### Work instructions
In the entries below, find the lines that contain the word "JSON" and copy them.

Items from a data source
=== Begin Enclosure ===

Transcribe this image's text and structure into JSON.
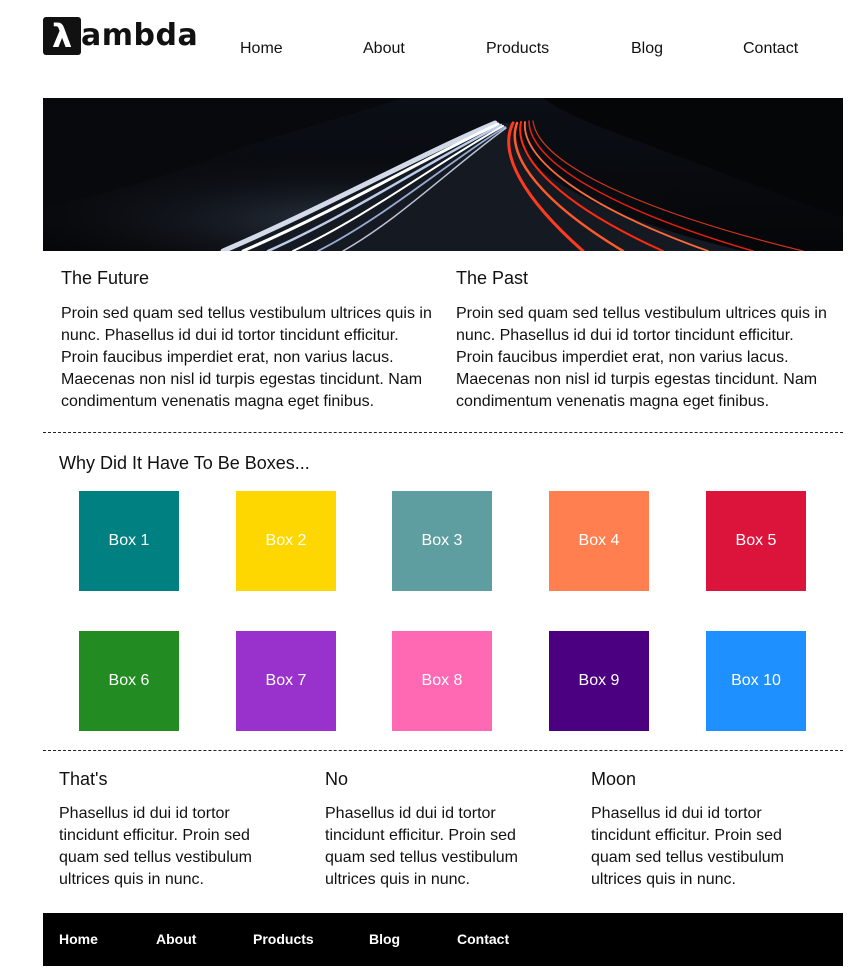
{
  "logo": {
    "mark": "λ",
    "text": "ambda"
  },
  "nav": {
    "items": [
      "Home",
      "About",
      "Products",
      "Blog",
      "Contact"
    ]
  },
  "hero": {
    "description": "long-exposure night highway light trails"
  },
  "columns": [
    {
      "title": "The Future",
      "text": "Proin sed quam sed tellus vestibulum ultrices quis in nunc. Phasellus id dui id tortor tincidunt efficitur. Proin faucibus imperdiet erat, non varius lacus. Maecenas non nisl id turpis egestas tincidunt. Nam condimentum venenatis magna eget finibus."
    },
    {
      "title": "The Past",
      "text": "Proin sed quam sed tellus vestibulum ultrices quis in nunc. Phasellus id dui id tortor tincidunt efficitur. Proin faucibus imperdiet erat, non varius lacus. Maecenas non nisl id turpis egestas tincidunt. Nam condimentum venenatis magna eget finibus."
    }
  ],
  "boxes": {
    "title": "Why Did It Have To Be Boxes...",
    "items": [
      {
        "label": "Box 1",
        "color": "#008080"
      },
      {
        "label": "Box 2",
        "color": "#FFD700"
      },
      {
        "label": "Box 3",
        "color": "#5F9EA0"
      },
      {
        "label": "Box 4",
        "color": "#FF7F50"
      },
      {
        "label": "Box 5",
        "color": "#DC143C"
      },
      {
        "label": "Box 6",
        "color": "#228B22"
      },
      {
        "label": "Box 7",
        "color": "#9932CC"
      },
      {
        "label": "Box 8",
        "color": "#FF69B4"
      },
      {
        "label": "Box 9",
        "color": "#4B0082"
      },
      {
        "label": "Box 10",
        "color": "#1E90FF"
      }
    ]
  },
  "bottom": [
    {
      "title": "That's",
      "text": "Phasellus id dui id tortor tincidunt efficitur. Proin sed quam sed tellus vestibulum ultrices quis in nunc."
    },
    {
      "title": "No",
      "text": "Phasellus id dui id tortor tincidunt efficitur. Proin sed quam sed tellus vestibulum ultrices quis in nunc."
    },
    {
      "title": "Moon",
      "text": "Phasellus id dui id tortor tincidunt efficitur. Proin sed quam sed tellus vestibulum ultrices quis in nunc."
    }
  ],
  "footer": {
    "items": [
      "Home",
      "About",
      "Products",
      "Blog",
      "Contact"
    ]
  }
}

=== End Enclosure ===
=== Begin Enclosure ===

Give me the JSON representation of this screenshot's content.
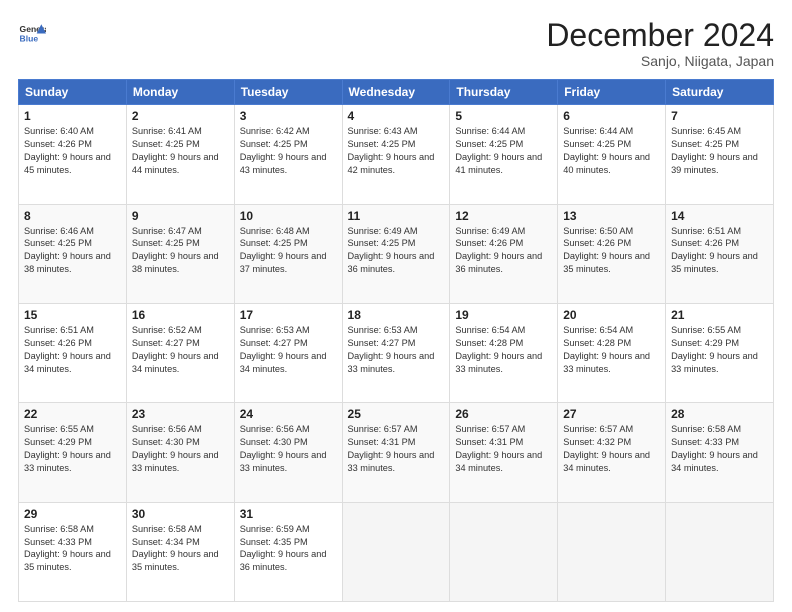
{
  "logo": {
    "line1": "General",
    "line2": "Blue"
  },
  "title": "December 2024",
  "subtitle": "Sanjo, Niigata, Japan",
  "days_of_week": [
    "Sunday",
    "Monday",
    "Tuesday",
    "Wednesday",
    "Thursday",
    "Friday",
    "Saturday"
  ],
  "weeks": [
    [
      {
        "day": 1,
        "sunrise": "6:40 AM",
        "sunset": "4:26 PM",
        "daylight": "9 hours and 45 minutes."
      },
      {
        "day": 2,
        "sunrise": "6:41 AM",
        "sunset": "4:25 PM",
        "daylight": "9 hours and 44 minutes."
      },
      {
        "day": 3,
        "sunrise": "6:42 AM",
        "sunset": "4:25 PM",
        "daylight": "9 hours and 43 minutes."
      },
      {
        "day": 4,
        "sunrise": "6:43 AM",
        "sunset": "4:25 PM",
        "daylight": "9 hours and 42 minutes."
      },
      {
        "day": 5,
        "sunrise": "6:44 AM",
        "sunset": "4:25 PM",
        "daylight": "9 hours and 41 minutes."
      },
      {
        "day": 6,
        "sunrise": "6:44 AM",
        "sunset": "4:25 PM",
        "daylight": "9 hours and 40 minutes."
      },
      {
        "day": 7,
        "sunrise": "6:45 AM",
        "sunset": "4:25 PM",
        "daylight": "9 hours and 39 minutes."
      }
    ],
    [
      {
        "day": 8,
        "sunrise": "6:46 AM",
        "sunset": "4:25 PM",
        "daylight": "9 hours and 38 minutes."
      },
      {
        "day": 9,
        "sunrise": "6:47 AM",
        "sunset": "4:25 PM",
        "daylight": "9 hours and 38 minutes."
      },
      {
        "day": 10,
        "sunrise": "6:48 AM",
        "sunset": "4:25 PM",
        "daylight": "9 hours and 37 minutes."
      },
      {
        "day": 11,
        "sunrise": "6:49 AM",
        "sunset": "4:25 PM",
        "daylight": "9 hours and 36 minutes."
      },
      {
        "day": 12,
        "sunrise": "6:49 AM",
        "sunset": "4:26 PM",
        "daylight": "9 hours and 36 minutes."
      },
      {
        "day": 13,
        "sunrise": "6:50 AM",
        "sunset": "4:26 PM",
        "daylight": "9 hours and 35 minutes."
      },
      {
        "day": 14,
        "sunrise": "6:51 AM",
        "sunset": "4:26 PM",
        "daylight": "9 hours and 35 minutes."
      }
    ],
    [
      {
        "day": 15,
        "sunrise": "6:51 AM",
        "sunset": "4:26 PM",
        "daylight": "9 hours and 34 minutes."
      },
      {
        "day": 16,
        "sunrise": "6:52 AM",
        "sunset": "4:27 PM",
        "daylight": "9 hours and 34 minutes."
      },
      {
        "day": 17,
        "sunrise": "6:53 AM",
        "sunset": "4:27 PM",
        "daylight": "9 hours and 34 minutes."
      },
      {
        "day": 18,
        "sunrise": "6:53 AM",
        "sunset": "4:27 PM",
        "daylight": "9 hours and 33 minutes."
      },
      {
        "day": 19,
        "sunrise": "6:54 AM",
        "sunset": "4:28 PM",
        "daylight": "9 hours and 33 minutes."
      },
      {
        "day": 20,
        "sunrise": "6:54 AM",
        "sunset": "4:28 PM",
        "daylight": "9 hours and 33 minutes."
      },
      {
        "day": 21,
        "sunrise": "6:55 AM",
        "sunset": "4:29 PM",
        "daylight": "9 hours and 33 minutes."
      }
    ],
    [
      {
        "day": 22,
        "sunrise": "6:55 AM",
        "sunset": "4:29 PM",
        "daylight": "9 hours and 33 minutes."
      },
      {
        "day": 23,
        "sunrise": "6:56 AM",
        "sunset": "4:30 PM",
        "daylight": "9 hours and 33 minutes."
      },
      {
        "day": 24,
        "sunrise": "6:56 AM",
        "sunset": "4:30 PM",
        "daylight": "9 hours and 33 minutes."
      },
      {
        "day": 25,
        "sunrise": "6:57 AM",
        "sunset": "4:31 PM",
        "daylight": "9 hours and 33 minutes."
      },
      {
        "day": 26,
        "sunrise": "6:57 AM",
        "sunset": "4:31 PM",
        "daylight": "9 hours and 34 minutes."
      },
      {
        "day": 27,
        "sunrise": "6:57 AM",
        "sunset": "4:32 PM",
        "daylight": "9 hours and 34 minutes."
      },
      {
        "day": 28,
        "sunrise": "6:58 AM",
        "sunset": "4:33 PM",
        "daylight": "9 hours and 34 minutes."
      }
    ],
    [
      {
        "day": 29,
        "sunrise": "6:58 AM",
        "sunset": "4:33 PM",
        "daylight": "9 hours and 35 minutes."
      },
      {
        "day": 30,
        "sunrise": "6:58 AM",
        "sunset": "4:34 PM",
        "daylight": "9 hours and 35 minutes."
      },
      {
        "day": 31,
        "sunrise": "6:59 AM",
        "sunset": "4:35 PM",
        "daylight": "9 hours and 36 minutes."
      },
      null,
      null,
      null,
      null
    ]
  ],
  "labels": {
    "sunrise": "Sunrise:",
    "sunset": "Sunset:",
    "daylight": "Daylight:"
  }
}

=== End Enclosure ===
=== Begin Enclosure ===

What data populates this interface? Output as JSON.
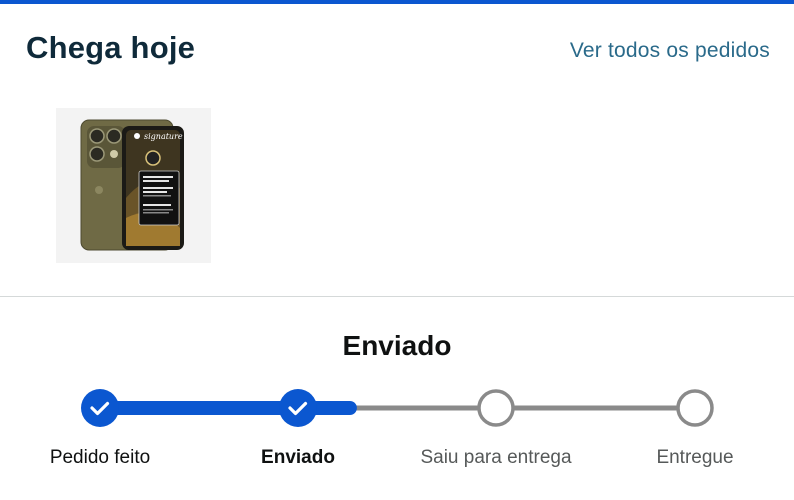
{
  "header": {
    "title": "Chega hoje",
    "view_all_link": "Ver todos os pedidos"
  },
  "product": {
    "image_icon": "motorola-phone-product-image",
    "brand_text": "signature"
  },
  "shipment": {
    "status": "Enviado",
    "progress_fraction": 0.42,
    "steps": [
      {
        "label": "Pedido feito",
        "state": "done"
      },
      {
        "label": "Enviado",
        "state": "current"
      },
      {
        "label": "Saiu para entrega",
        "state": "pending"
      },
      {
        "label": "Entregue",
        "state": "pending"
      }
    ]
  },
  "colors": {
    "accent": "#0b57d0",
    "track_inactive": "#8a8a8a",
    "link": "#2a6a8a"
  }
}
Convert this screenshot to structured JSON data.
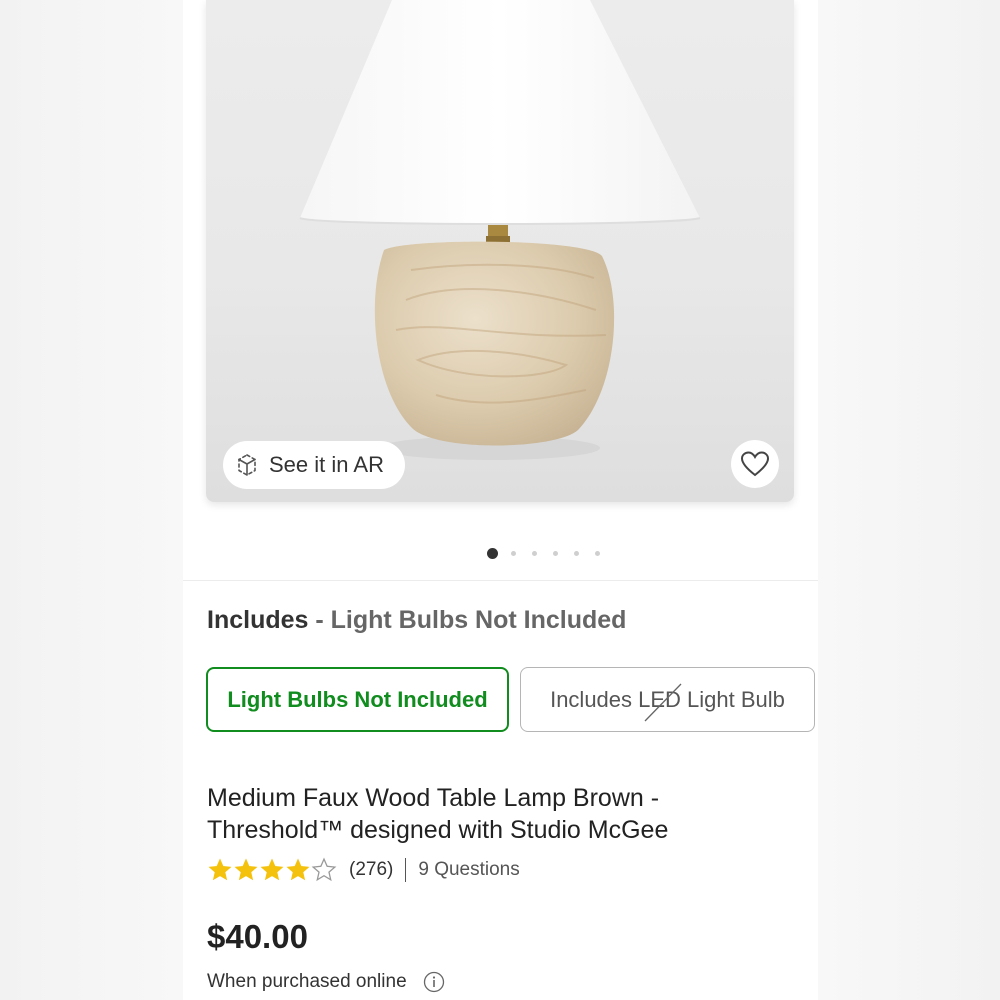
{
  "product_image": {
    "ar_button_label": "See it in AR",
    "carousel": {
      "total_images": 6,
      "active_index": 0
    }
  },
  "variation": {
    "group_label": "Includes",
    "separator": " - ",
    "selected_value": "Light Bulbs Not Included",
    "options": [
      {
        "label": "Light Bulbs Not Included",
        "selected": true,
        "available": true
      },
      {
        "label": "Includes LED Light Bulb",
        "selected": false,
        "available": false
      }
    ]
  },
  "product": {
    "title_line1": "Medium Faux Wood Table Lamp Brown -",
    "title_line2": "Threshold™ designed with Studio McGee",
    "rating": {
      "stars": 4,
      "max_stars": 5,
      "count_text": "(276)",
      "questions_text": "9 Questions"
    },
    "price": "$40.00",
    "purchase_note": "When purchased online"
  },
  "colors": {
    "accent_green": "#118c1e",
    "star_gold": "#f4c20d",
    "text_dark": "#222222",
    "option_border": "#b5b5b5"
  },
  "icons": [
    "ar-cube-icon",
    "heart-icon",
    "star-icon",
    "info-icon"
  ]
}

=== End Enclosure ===

### Response to this task
Transcribe this image's text and structure into JSON.
Give me the JSON representation of this screenshot's content.
What data populates this interface? Output as JSON.
Convert this screenshot to structured JSON data.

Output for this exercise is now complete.